### Exercise requirements:
Where in the data below does the word "this" appear? Copy each line that holds it.

[[ Information open ]]

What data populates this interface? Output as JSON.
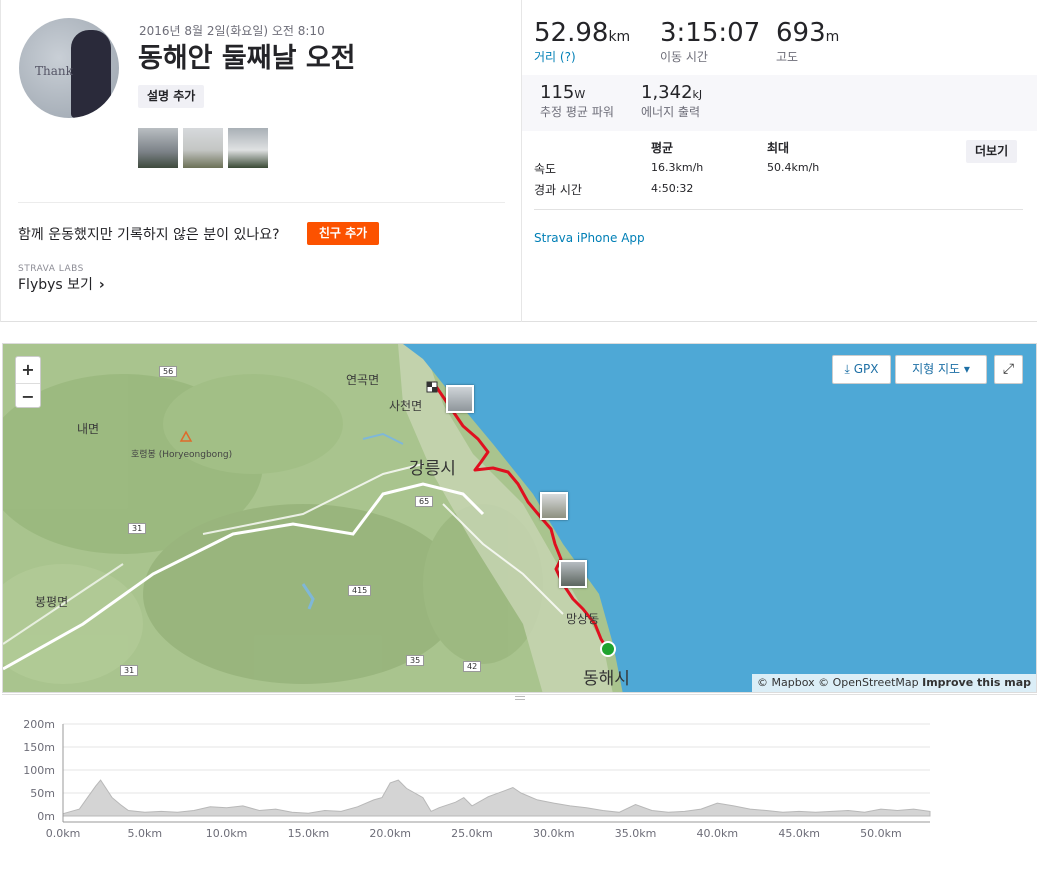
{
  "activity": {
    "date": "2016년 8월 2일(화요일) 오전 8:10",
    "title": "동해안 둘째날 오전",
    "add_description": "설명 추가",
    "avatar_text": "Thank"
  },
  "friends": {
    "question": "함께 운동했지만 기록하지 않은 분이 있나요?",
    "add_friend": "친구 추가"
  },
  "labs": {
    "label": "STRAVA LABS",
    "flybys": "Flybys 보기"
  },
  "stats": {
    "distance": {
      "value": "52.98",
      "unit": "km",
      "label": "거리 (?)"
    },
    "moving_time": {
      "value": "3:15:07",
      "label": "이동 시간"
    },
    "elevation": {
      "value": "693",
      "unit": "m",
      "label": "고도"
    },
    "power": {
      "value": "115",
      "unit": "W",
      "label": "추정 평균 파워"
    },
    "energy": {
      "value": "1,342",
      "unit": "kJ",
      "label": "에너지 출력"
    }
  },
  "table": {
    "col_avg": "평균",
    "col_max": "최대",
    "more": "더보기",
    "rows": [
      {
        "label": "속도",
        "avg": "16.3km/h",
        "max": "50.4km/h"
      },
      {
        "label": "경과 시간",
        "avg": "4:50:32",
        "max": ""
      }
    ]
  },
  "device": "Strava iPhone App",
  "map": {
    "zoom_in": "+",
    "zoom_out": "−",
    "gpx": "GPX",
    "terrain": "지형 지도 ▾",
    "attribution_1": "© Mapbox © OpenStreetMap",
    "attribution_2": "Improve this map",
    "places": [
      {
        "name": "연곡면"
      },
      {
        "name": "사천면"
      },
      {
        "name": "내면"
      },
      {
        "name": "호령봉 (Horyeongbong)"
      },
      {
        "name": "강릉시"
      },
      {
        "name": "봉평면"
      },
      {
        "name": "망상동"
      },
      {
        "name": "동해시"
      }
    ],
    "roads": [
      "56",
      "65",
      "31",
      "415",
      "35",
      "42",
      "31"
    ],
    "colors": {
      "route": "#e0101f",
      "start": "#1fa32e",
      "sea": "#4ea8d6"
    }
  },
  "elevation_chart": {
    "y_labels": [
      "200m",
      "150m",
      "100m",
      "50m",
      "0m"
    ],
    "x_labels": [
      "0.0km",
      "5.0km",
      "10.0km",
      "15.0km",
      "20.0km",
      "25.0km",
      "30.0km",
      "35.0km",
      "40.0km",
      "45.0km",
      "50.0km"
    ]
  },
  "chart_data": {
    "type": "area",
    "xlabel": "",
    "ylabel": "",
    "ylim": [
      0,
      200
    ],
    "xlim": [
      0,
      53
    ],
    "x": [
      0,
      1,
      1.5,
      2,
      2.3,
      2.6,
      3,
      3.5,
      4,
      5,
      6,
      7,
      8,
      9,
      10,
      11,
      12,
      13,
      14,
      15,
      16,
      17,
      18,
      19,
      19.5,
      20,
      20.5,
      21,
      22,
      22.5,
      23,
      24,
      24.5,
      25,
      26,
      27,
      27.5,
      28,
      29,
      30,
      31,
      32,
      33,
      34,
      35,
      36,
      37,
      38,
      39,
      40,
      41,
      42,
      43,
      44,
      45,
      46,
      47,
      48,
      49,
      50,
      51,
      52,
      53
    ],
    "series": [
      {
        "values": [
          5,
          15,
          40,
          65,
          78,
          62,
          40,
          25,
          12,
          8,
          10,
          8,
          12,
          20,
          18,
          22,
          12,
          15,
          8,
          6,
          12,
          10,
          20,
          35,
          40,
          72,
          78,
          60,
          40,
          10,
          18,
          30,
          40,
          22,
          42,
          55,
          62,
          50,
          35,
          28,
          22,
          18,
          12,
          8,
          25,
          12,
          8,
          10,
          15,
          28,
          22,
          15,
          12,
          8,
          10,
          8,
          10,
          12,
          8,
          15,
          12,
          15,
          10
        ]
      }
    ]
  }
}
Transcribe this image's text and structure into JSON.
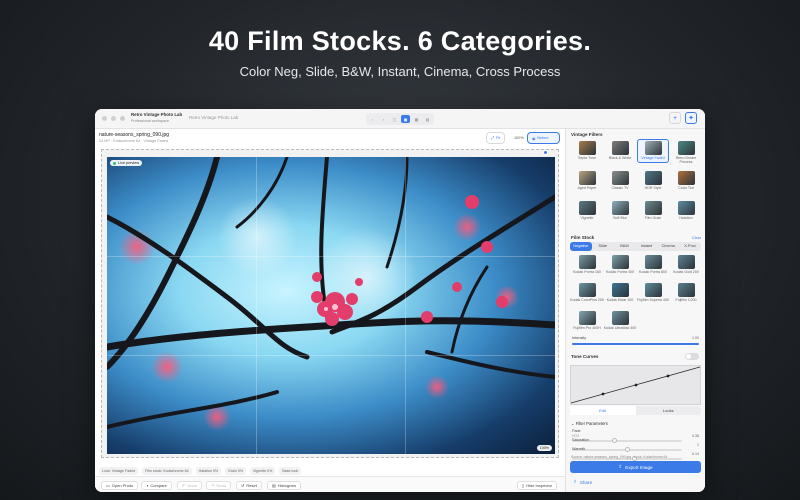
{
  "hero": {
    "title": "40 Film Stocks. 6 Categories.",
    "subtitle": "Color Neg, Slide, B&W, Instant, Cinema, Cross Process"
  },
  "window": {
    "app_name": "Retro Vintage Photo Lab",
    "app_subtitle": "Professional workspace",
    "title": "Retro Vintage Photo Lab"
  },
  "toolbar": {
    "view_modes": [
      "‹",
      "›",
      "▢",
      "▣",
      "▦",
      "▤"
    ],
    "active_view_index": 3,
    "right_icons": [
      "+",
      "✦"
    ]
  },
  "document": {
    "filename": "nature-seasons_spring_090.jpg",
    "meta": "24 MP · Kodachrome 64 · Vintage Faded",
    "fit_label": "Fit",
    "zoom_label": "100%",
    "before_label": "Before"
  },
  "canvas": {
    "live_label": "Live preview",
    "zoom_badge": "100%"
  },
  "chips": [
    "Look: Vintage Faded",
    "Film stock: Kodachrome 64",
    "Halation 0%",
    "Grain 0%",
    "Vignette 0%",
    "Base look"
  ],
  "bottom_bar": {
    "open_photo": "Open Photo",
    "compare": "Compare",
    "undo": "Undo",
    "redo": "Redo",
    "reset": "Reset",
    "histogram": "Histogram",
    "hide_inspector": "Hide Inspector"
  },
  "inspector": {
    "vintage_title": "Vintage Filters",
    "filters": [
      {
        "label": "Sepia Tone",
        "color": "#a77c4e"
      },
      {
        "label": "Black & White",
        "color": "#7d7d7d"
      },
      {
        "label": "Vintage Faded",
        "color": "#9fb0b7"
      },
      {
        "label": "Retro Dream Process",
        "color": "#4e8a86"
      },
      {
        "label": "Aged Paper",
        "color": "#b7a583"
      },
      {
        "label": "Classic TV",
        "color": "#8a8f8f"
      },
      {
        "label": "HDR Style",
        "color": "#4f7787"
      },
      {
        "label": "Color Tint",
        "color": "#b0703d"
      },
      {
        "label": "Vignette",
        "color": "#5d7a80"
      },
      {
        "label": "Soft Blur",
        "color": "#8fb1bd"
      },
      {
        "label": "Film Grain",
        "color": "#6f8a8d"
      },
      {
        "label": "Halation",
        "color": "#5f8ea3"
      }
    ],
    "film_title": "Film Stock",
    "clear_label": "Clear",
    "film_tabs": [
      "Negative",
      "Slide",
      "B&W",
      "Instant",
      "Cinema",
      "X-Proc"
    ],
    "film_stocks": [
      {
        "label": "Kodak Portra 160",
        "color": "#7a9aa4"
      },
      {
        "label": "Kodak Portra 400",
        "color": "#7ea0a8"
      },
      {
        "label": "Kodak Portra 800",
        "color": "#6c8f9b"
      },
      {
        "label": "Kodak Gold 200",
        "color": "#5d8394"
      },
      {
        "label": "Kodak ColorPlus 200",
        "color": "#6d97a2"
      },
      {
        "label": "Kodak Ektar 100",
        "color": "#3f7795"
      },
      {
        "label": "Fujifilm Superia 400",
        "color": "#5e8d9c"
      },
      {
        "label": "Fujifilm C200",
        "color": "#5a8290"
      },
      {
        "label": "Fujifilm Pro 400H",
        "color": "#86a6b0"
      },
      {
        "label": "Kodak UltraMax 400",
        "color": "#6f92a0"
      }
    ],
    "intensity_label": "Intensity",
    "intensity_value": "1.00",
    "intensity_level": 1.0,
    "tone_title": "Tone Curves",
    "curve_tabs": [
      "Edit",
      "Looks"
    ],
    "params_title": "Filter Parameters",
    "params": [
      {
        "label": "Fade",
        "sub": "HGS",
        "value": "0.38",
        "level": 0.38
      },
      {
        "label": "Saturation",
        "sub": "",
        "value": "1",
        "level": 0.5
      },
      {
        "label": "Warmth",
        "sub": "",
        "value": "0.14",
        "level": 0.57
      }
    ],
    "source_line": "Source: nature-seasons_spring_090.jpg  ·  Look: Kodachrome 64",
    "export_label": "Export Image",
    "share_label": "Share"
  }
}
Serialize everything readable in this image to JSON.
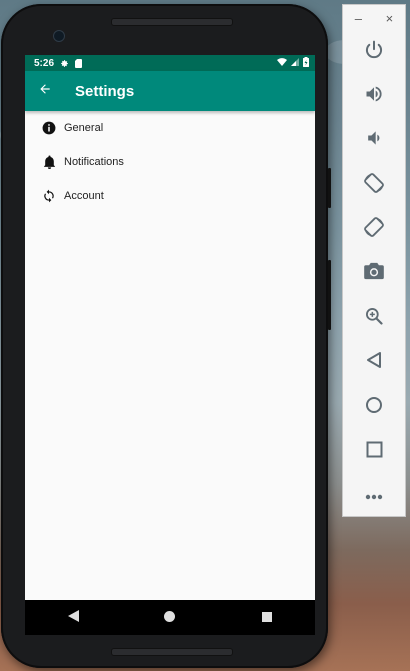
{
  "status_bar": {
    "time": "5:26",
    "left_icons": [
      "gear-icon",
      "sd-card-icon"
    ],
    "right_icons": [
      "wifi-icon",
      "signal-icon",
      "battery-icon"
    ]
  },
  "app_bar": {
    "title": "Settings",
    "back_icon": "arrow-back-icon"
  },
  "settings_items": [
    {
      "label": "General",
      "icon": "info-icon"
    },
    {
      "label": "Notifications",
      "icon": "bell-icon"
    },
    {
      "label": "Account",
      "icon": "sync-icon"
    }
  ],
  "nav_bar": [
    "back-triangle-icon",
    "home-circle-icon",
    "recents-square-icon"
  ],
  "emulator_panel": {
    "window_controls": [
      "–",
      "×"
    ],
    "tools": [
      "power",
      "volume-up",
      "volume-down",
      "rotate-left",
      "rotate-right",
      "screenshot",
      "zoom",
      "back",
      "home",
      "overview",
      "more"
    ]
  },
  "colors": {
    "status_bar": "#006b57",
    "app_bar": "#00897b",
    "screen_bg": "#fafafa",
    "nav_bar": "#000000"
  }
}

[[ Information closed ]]

### Written answer:
What data populates this interface? Output as JSON.
    "attribution_2": "Improve this map",
Transcribe this image's text and structure into JSON.
Serialize everything readable in this image to JSON.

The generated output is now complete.